__Task instructions__
Using the entries that follow, collect the lines where the word "grid" appears.

[App and web page records]
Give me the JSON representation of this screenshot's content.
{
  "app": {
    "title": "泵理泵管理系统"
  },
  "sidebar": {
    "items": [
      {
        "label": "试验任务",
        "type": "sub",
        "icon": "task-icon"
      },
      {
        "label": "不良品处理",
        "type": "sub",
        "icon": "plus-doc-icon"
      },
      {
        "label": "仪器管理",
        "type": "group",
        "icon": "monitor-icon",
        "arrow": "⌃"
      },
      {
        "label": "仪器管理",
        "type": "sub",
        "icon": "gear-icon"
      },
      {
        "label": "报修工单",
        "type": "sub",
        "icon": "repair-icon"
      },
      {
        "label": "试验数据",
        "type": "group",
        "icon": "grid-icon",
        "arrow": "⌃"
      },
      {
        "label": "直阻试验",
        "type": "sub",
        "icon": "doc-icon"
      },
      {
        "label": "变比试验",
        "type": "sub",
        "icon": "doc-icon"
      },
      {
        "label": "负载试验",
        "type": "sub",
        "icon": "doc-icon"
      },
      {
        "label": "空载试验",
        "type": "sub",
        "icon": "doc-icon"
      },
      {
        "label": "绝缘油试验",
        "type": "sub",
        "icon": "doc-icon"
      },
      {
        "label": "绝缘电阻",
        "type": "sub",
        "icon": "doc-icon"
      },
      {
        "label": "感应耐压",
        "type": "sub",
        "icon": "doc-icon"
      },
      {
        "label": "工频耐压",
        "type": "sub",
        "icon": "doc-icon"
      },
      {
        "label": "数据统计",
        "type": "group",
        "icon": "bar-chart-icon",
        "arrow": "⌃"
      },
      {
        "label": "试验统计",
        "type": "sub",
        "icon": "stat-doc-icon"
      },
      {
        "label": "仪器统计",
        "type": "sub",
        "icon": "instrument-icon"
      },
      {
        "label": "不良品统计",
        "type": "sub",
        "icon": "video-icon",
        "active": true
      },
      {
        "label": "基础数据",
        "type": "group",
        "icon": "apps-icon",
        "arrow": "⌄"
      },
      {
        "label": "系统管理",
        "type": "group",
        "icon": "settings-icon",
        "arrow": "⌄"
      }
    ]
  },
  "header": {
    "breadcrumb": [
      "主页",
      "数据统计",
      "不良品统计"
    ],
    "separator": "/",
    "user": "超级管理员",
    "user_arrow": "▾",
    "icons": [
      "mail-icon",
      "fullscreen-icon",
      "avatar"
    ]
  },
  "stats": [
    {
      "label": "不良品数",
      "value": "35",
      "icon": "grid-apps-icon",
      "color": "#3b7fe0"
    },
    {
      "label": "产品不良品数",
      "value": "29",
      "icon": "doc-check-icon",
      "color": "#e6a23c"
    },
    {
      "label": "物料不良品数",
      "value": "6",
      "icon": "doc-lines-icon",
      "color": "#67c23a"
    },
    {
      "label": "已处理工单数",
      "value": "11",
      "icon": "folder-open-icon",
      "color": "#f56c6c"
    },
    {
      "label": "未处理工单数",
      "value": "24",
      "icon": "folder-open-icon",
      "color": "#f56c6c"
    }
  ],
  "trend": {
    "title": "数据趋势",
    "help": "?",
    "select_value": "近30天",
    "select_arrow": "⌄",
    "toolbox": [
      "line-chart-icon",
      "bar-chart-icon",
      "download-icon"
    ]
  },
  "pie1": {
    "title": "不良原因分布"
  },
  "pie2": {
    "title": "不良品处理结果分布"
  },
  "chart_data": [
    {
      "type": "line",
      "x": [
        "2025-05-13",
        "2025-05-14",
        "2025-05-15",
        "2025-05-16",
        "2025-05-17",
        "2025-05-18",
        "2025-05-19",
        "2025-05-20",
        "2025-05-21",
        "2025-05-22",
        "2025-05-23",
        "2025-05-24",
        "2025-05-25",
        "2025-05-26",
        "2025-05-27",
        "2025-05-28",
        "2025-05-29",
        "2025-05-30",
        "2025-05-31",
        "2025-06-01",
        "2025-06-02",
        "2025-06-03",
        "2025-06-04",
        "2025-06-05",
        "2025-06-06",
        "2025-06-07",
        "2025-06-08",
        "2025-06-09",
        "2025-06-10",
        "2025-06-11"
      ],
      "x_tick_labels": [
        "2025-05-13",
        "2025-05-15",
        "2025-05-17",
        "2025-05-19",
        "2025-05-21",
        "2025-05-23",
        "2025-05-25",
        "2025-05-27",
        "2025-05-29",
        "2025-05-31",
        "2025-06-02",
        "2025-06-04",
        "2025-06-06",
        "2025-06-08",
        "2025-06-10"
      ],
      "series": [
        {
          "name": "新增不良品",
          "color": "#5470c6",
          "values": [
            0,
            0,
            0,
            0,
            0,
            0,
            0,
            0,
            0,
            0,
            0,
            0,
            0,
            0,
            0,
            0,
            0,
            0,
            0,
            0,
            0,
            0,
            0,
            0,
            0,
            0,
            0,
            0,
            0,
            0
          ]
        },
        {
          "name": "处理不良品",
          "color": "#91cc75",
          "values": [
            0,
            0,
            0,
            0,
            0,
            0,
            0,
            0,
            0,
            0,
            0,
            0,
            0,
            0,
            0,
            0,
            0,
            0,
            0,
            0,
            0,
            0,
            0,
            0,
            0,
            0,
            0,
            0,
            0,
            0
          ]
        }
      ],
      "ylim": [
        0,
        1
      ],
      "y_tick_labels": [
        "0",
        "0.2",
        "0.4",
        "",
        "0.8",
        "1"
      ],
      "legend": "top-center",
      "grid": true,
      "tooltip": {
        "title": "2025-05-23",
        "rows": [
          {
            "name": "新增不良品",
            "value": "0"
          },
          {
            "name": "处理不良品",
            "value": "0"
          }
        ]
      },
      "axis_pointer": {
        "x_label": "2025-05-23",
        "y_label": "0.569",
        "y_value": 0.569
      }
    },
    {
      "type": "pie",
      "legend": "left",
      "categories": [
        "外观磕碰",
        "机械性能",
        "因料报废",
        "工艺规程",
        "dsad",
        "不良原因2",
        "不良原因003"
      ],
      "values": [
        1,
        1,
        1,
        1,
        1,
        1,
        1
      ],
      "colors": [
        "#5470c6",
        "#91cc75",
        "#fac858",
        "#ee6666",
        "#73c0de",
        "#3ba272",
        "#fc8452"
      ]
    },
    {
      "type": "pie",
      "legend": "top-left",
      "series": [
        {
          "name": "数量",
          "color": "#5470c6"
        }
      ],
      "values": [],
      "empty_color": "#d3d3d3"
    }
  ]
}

__Result of this task__
        "icon": "grid-icon",
      "icon": "grid-apps-icon",
      "grid": true,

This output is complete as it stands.